Description of the task
Look through the data that follows and copy each line with the string "Peel".

Supplied records
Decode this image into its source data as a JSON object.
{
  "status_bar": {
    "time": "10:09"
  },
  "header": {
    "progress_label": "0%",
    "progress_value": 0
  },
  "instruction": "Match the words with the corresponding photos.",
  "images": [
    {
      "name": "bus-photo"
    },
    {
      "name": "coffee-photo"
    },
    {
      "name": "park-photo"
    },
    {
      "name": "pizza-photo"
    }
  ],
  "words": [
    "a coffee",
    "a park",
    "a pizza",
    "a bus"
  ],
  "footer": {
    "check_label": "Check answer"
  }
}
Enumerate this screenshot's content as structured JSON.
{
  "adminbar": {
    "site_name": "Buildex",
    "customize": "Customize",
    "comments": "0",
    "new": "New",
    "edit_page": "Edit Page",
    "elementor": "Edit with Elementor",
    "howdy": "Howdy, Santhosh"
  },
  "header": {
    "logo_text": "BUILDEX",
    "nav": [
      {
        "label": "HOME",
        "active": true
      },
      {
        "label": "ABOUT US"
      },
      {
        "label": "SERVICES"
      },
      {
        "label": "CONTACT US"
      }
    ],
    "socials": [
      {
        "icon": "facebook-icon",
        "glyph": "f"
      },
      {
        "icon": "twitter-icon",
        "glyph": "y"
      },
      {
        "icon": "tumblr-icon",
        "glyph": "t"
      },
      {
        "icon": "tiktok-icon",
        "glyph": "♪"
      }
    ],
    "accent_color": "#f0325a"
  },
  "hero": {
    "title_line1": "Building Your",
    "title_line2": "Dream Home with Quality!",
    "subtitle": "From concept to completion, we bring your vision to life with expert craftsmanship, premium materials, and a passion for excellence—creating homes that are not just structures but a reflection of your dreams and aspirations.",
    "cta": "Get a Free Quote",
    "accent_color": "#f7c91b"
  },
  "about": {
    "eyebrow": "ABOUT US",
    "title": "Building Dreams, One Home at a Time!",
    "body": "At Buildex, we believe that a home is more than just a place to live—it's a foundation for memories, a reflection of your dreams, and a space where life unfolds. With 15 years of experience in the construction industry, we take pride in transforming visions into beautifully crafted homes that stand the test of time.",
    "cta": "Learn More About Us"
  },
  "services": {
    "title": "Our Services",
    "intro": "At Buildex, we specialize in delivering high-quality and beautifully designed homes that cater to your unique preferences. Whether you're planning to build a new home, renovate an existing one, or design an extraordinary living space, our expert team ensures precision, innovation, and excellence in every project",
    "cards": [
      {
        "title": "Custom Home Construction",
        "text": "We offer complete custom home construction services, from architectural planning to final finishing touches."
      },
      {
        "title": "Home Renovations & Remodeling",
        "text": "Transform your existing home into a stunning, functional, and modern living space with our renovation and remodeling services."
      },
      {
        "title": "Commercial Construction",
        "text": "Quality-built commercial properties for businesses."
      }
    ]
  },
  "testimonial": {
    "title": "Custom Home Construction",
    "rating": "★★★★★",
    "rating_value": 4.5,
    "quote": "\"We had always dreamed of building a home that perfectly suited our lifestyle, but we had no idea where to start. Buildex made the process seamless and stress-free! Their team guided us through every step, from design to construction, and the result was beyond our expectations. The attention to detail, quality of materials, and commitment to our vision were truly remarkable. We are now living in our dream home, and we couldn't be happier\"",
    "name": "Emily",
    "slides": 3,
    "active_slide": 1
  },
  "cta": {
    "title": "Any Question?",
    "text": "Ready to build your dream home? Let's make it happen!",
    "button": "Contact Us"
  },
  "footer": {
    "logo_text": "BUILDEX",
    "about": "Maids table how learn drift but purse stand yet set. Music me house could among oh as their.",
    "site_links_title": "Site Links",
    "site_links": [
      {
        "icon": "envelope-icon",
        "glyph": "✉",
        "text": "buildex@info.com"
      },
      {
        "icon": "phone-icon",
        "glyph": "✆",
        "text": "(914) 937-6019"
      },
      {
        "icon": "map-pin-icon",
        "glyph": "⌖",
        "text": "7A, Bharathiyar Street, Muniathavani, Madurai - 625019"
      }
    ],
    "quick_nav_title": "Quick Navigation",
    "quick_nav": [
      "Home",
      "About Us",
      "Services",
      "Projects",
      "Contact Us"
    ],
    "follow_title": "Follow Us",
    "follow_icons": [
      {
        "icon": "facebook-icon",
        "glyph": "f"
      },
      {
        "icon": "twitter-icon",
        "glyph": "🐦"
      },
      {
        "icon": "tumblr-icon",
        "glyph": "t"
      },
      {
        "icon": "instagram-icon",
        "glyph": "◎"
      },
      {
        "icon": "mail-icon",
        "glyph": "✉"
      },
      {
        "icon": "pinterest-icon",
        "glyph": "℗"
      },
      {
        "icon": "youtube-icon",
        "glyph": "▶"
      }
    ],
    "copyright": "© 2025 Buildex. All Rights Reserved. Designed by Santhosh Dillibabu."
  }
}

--

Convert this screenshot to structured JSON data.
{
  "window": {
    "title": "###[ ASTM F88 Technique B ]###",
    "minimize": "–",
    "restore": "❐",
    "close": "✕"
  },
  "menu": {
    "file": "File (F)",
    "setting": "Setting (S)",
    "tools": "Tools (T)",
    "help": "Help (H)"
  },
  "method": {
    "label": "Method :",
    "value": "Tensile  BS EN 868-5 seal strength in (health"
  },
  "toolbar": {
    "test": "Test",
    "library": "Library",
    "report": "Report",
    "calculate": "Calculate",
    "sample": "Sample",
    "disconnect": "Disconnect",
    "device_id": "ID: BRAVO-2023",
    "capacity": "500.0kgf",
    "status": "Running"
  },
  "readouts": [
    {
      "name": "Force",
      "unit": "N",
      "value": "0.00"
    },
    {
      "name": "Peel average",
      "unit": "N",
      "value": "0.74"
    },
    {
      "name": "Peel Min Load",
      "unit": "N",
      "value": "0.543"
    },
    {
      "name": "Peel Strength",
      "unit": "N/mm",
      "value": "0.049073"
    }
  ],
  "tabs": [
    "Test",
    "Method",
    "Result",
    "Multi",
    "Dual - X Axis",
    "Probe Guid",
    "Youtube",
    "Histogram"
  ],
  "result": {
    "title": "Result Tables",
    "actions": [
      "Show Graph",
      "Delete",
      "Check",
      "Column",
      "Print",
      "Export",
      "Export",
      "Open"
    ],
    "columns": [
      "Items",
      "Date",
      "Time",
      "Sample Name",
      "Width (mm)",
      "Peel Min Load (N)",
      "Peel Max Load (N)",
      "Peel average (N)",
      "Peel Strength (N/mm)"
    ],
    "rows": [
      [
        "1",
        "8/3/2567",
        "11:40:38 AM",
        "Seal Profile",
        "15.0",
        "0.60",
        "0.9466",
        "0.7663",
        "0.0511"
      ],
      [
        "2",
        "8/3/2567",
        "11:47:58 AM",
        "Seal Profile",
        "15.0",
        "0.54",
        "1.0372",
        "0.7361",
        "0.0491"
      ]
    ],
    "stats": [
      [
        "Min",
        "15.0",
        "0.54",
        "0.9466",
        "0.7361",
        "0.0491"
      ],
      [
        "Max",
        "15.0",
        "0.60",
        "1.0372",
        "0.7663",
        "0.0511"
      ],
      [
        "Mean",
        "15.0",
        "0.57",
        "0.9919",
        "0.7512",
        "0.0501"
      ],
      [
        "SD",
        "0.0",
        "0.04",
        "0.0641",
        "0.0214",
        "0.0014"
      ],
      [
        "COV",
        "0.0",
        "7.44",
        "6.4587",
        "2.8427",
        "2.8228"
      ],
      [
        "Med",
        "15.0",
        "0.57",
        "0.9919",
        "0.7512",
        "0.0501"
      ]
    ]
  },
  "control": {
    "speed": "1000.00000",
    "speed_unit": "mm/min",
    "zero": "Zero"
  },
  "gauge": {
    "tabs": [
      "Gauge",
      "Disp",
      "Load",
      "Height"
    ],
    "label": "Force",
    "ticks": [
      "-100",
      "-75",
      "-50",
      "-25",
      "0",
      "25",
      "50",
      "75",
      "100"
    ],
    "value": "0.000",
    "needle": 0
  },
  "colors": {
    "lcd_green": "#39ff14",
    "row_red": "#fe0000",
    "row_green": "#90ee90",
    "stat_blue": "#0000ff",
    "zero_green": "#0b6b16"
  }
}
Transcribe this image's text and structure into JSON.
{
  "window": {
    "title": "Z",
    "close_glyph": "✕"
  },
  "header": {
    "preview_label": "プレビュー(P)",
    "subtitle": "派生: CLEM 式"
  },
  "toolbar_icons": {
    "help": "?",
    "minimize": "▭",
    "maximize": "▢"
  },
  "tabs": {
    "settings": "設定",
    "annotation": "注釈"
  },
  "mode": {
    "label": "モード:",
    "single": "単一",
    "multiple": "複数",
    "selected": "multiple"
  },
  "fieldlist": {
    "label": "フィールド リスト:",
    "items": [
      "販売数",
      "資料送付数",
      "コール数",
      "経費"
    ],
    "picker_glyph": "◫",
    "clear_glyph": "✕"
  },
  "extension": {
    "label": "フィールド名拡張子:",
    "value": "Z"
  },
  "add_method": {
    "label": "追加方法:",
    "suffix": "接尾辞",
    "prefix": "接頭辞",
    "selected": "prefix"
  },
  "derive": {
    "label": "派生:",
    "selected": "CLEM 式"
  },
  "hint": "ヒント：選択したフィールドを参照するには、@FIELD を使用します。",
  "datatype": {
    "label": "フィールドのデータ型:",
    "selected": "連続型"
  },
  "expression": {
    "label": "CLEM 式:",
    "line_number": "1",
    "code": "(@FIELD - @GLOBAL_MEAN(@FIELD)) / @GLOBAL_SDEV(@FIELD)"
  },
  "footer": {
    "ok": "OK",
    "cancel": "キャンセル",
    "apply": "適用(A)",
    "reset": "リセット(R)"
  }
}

Solution to the problem
      "name": "Peel average",
      "name": "Peel Min Load",
      "name": "Peel Strength",
      "Peel Min Load (N)",
      "Peel Max Load (N)",
      "Peel average (N)",
      "Peel Strength (N/mm)"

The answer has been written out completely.